Danish prison guard’s visor cap
This was one of the very first Danish caps I ever found and it took me several years to discover what it was—simply because I didn’t associate with people who were apt to have seen one. About ten years ago, my neighbor, Bent P-M, came over to visit and happened to spot it hanging on the wall of my office. “Where did you ever get that guard’s cap?” he exclaimed. Bent, I should add, had been a prison warden before becoming an EC commissioner in Luxembourg. On an interesting side note, this man had been active in the Danish resistance, got caught, and served two years in the very prison he later ran. By the time Bent was scheduled for release in 1943, the Germans had taken over the Danish prison administration, sent the police to concentration camps and were waiting patiently for those members of the resistance who had been tried under Danish law to get out of jail so that they could be rearrested and shot. There’s a perverse “ordnung muß sein” logic to this.

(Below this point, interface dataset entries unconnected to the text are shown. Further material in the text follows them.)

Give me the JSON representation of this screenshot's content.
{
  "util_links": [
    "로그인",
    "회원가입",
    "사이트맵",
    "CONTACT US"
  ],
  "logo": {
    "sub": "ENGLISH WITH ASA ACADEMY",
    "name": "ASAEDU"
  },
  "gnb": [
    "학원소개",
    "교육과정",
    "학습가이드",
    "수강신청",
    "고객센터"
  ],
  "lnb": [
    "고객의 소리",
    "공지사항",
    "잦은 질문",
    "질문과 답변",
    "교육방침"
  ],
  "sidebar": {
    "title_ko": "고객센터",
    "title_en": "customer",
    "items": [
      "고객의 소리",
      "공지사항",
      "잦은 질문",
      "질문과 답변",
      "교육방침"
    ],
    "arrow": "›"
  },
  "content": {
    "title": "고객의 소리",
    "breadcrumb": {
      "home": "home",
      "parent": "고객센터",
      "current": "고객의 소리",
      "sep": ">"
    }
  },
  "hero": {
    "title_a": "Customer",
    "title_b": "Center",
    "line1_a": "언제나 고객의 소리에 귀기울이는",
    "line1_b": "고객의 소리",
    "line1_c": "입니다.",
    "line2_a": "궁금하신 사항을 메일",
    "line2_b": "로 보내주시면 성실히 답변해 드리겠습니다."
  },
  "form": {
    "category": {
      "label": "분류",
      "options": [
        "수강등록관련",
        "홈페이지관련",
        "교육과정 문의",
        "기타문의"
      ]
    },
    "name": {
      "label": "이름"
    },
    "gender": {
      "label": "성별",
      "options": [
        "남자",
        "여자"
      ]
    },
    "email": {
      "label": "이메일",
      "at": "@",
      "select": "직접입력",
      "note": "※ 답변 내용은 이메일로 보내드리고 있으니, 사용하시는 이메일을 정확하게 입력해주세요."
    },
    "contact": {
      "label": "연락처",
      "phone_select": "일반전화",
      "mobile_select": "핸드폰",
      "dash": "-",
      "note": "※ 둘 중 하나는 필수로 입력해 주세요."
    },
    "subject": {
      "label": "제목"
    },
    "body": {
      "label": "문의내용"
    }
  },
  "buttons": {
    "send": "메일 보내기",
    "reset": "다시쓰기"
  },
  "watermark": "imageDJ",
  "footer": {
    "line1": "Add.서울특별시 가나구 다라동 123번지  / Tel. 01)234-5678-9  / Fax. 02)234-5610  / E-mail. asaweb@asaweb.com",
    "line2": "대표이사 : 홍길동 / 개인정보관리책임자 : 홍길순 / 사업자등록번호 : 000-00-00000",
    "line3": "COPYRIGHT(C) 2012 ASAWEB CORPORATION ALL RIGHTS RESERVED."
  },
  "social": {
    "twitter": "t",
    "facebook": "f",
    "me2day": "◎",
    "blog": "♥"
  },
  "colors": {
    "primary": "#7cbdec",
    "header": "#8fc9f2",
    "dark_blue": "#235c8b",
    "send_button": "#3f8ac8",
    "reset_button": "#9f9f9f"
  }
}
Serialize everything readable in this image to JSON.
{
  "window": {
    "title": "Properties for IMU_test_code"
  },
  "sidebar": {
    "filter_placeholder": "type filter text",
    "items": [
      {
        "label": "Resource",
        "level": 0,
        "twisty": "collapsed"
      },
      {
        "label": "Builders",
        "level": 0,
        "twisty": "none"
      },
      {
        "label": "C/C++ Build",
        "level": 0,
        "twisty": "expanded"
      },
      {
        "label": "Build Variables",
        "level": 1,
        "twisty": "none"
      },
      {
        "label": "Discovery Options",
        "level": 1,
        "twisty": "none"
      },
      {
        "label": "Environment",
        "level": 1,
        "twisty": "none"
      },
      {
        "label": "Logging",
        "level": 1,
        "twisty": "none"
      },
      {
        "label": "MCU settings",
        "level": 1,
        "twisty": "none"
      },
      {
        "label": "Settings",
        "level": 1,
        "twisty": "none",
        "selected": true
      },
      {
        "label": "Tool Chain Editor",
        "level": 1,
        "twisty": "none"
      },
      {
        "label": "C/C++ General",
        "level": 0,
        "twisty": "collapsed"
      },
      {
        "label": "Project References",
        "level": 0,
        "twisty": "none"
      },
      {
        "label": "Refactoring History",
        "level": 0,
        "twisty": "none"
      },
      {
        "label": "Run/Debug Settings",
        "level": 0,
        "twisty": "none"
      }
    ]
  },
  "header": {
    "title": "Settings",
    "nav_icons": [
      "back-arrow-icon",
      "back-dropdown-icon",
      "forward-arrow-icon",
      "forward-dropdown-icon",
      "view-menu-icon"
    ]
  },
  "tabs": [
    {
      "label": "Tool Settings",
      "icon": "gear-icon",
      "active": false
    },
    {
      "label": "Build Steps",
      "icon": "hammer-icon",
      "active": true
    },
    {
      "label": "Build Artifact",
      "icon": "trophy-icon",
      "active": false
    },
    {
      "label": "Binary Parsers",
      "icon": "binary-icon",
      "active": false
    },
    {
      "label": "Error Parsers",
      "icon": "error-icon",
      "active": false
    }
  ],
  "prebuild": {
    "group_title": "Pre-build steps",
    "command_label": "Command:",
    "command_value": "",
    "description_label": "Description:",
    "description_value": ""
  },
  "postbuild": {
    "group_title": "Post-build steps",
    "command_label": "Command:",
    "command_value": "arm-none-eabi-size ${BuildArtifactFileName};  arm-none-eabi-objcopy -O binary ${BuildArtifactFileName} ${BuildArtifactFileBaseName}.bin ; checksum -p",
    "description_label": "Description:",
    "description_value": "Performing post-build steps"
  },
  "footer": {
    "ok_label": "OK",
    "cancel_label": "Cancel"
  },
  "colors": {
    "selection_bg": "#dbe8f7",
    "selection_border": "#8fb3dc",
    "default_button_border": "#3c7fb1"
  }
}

Anyway, on the day of his release, Bent was smuggled out of the prison and given a new identity by the very Danish guards who had been his captors the day before.